▼

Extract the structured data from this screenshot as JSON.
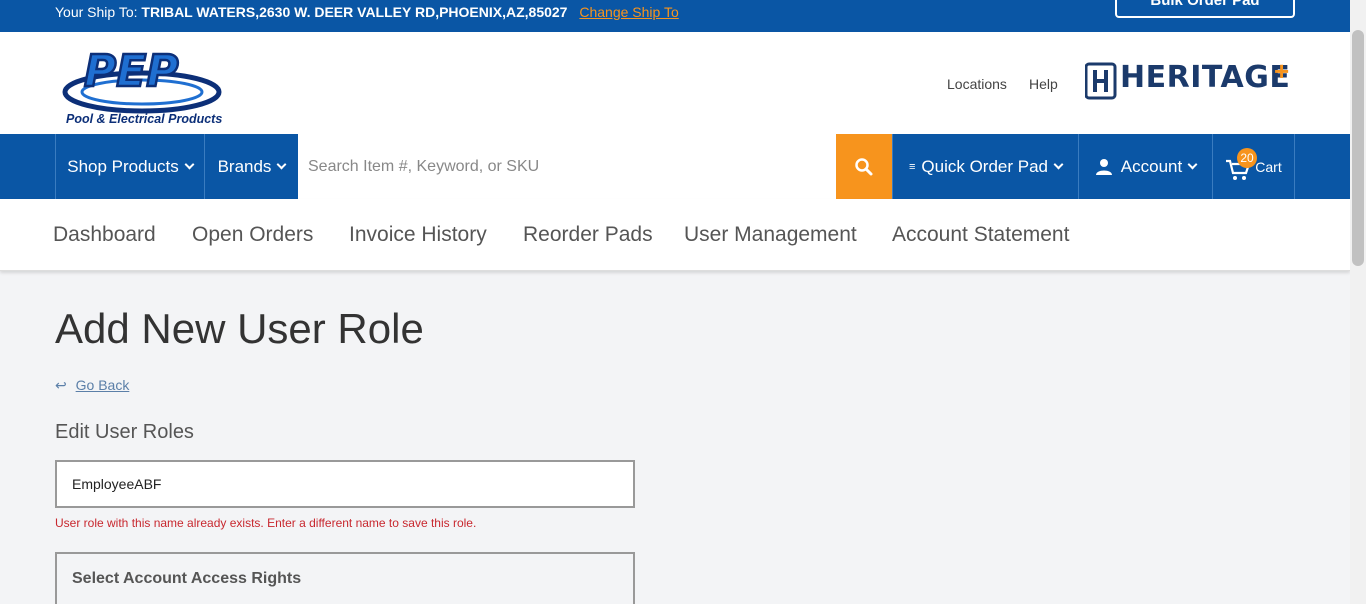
{
  "shipbar": {
    "label": "Your Ship To:",
    "address": "TRIBAL WATERS,2630 W. DEER VALLEY RD,PHOENIX,AZ,85027",
    "change_link": "Change Ship To",
    "bulk_button": "Bulk Order Pad"
  },
  "header": {
    "logo_caption": "Pool & Electrical Products",
    "locations": "Locations",
    "help": "Help",
    "heritage_text": "HERITAGE",
    "heritage_plus": "+"
  },
  "nav": {
    "shop_products": "Shop Products",
    "brands": "Brands",
    "search_placeholder": "Search Item #, Keyword, or SKU",
    "quick_order_pad": "Quick Order Pad",
    "account": "Account",
    "cart_label": "Cart",
    "cart_count": "20"
  },
  "subnav": {
    "items": [
      "Dashboard",
      "Open Orders",
      "Invoice History",
      "Reorder Pads",
      "User Management",
      "Account Statement"
    ]
  },
  "main": {
    "title": "Add New User Role",
    "go_back": "Go Back",
    "section_title": "Edit User Roles",
    "role_name_value": "EmployeeABF",
    "error_message": "User role with this name already exists. Enter a different name to save this role.",
    "rights_title": "Select Account Access Rights"
  },
  "colors": {
    "brand_blue": "#0a56a5",
    "accent_orange": "#f7941d",
    "error_red": "#c8282f"
  }
}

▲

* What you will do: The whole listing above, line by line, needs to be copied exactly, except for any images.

* Response box:
Extract the structured data from this screenshot as JSON.
{
  "shipbar": {
    "label": "Your Ship To:",
    "address": "TRIBAL WATERS,2630 W. DEER VALLEY RD,PHOENIX,AZ,85027",
    "change_link": "Change Ship To",
    "bulk_button": "Bulk Order Pad"
  },
  "header": {
    "logo_caption": "Pool & Electrical Products",
    "locations": "Locations",
    "help": "Help",
    "heritage_text": "HERITAGE",
    "heritage_plus": "+"
  },
  "nav": {
    "shop_products": "Shop Products",
    "brands": "Brands",
    "search_placeholder": "Search Item #, Keyword, or SKU",
    "quick_order_pad": "Quick Order Pad",
    "account": "Account",
    "cart_label": "Cart",
    "cart_count": "20"
  },
  "subnav": {
    "items": [
      "Dashboard",
      "Open Orders",
      "Invoice History",
      "Reorder Pads",
      "User Management",
      "Account Statement"
    ]
  },
  "main": {
    "title": "Add New User Role",
    "go_back": "Go Back",
    "section_title": "Edit User Roles",
    "role_name_value": "EmployeeABF",
    "error_message": "User role with this name already exists. Enter a different name to save this role.",
    "rights_title": "Select Account Access Rights"
  },
  "colors": {
    "brand_blue": "#0a56a5",
    "accent_orange": "#f7941d",
    "error_red": "#c8282f"
  }
}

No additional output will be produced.